§ **WHAT TO DO**:
All of the records below must be reproduced exactly, minus any pictures.

§ **LISTED ENTRIES**:
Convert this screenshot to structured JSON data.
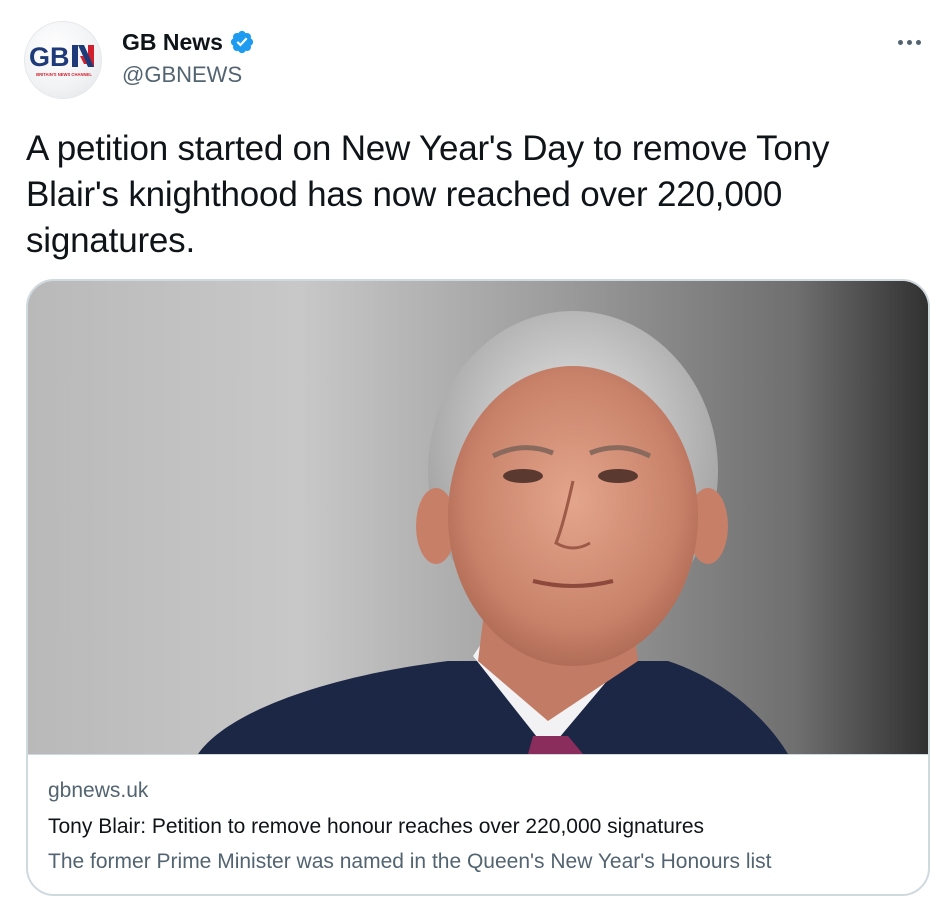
{
  "author": {
    "display_name": "GB News",
    "handle": "@GBNEWS",
    "verified": true,
    "avatar_logo_text": "GBN",
    "avatar_logo_tagline": "BRITAIN'S NEWS CHANNEL"
  },
  "menu": {
    "icon": "more-horizontal-icon"
  },
  "tweet": {
    "text": "A petition started on New Year's Day to remove Tony Blair's knighthood has now reached over 220,000 signatures."
  },
  "link_card": {
    "domain": "gbnews.uk",
    "title": "Tony Blair: Petition to remove honour reaches over 220,000 signatures",
    "description": "The former Prime Minister was named in the Queen's New Year's Honours list"
  },
  "colors": {
    "text_primary": "#0f1419",
    "text_secondary": "#536471",
    "verified_blue": "#1d9bf0",
    "card_border": "#cfd9de",
    "logo_blue": "#1e3a78",
    "logo_red": "#d21f2e"
  }
}
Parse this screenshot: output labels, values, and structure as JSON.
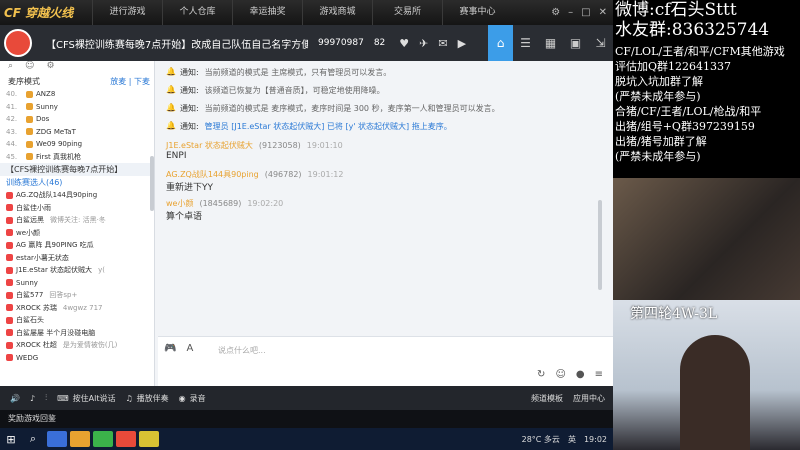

§ **PROBLEM SOLUTION**:
Convert this screenshot to structured JSON data.
{
  "author": {
    "display_name": "GB News",
    "handle": "@GBNEWS",
    "verified": true,
    "avatar_logo_text": "GBN",
    "avatar_logo_tagline": "BRITAIN'S NEWS CHANNEL"
  },
  "menu": {
    "icon": "more-horizontal-icon"
  },
  "tweet": {
    "text": "A petition started on New Year's Day to remove Tony Blair's knighthood has now reached over 220,000 signatures."
  },
  "link_card": {
    "domain": "gbnews.uk",
    "title": "Tony Blair: Petition to remove honour reaches over 220,000 signatures",
    "description": "The former Prime Minister was named in the Queen's New Year's Honours list"
  },
  "colors": {
    "text_primary": "#0f1419",
    "text_secondary": "#536471",
    "verified_blue": "#1d9bf0",
    "card_border": "#cfd9de",
    "logo_blue": "#1e3a78",
    "logo_red": "#d21f2e"
  }
}
Parse this screenshot: output labels, values, and structure as JSON.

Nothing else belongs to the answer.